Copy all entries exactly.

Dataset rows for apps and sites
┌──

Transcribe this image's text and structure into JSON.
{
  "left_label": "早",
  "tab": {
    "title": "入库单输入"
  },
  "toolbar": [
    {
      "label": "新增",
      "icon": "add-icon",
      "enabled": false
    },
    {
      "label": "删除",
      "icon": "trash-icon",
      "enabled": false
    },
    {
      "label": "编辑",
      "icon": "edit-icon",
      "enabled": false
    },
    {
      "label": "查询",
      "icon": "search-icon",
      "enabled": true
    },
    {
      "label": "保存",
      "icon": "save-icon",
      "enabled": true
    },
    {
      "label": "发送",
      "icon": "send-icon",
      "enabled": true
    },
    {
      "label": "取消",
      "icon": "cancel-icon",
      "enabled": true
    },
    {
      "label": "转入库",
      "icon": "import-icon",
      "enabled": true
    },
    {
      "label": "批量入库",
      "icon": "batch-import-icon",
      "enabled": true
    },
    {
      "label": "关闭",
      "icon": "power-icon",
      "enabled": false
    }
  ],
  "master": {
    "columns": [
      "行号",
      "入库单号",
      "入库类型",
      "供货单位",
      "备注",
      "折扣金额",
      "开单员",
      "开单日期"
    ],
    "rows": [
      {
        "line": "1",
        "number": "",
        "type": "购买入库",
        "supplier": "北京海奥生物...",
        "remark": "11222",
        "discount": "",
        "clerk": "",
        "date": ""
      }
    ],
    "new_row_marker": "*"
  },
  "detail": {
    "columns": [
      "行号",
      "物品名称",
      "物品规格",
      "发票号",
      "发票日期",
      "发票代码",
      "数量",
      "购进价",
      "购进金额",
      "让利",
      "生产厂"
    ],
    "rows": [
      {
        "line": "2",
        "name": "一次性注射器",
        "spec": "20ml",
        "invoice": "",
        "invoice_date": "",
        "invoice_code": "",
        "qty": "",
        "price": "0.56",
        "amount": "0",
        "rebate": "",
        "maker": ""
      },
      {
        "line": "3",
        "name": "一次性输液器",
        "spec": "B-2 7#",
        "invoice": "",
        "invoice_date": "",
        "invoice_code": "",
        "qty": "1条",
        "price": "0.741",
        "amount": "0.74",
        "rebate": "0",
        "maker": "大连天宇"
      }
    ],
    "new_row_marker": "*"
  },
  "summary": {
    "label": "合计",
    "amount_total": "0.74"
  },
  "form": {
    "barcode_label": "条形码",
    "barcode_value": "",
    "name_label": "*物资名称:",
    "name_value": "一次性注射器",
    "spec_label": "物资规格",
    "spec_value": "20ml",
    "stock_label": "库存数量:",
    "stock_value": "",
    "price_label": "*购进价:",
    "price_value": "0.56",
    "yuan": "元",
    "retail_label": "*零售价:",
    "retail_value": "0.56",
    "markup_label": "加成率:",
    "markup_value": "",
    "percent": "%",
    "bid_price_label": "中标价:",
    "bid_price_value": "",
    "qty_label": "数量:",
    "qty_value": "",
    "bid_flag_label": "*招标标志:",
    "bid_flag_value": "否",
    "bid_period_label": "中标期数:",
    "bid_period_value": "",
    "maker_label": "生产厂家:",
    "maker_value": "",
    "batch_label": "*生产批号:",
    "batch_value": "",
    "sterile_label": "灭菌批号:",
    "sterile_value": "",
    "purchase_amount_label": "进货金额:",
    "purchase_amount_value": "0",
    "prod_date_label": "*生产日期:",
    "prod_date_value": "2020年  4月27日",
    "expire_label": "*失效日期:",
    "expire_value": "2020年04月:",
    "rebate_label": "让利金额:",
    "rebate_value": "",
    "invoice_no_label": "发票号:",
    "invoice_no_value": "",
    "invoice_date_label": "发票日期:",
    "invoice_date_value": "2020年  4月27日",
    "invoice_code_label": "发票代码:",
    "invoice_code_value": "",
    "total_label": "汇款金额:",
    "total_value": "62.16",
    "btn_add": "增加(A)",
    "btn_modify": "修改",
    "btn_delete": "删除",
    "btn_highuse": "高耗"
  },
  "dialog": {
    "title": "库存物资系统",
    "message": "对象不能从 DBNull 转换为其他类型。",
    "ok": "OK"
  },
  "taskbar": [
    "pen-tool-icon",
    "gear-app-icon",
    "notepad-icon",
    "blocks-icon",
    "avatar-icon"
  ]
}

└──

=== Your solution ===
Transcribe this image's text and structure into JSON.
{
  "left_label": "早",
  "tab": {
    "title": "入库单输入"
  },
  "toolbar": [
    {
      "label": "新增",
      "icon": "add-icon",
      "enabled": false
    },
    {
      "label": "删除",
      "icon": "trash-icon",
      "enabled": false
    },
    {
      "label": "编辑",
      "icon": "edit-icon",
      "enabled": false
    },
    {
      "label": "查询",
      "icon": "search-icon",
      "enabled": true
    },
    {
      "label": "保存",
      "icon": "save-icon",
      "enabled": true
    },
    {
      "label": "发送",
      "icon": "send-icon",
      "enabled": true
    },
    {
      "label": "取消",
      "icon": "cancel-icon",
      "enabled": true
    },
    {
      "label": "转入库",
      "icon": "import-icon",
      "enabled": true
    },
    {
      "label": "批量入库",
      "icon": "batch-import-icon",
      "enabled": true
    },
    {
      "label": "关闭",
      "icon": "power-icon",
      "enabled": false
    }
  ],
  "master": {
    "columns": [
      "行号",
      "入库单号",
      "入库类型",
      "供货单位",
      "备注",
      "折扣金额",
      "开单员",
      "开单日期"
    ],
    "rows": [
      {
        "line": "1",
        "number": "",
        "type": "购买入库",
        "supplier": "北京海奥生物...",
        "remark": "11222",
        "discount": "",
        "clerk": "",
        "date": ""
      }
    ],
    "new_row_marker": "*"
  },
  "detail": {
    "columns": [
      "行号",
      "物品名称",
      "物品规格",
      "发票号",
      "发票日期",
      "发票代码",
      "数量",
      "购进价",
      "购进金额",
      "让利",
      "生产厂"
    ],
    "rows": [
      {
        "line": "2",
        "name": "一次性注射器",
        "spec": "20ml",
        "invoice": "",
        "invoice_date": "",
        "invoice_code": "",
        "qty": "",
        "price": "0.56",
        "amount": "0",
        "rebate": "",
        "maker": ""
      },
      {
        "line": "3",
        "name": "一次性输液器",
        "spec": "B-2 7#",
        "invoice": "",
        "invoice_date": "",
        "invoice_code": "",
        "qty": "1条",
        "price": "0.741",
        "amount": "0.74",
        "rebate": "0",
        "maker": "大连天宇"
      }
    ],
    "new_row_marker": "*"
  },
  "summary": {
    "label": "合计",
    "amount_total": "0.74"
  },
  "form": {
    "barcode_label": "条形码",
    "barcode_value": "",
    "name_label": "*物资名称:",
    "name_value": "一次性注射器",
    "spec_label": "物资规格",
    "spec_value": "20ml",
    "stock_label": "库存数量:",
    "stock_value": "",
    "price_label": "*购进价:",
    "price_value": "0.56",
    "yuan": "元",
    "retail_label": "*零售价:",
    "retail_value": "0.56",
    "markup_label": "加成率:",
    "markup_value": "",
    "percent": "%",
    "bid_price_label": "中标价:",
    "bid_price_value": "",
    "qty_label": "数量:",
    "qty_value": "",
    "bid_flag_label": "*招标标志:",
    "bid_flag_value": "否",
    "bid_period_label": "中标期数:",
    "bid_period_value": "",
    "maker_label": "生产厂家:",
    "maker_value": "",
    "batch_label": "*生产批号:",
    "batch_value": "",
    "sterile_label": "灭菌批号:",
    "sterile_value": "",
    "purchase_amount_label": "进货金额:",
    "purchase_amount_value": "0",
    "prod_date_label": "*生产日期:",
    "prod_date_value": "2020年  4月27日",
    "expire_label": "*失效日期:",
    "expire_value": "2020年04月:",
    "rebate_label": "让利金额:",
    "rebate_value": "",
    "invoice_no_label": "发票号:",
    "invoice_no_value": "",
    "invoice_date_label": "发票日期:",
    "invoice_date_value": "2020年  4月27日",
    "invoice_code_label": "发票代码:",
    "invoice_code_value": "",
    "total_label": "汇款金额:",
    "total_value": "62.16",
    "btn_add": "增加(A)",
    "btn_modify": "修改",
    "btn_delete": "删除",
    "btn_highuse": "高耗"
  },
  "dialog": {
    "title": "库存物资系统",
    "message": "对象不能从 DBNull 转换为其他类型。",
    "ok": "OK"
  },
  "taskbar": [
    "pen-tool-icon",
    "gear-app-icon",
    "notepad-icon",
    "blocks-icon",
    "avatar-icon"
  ]
}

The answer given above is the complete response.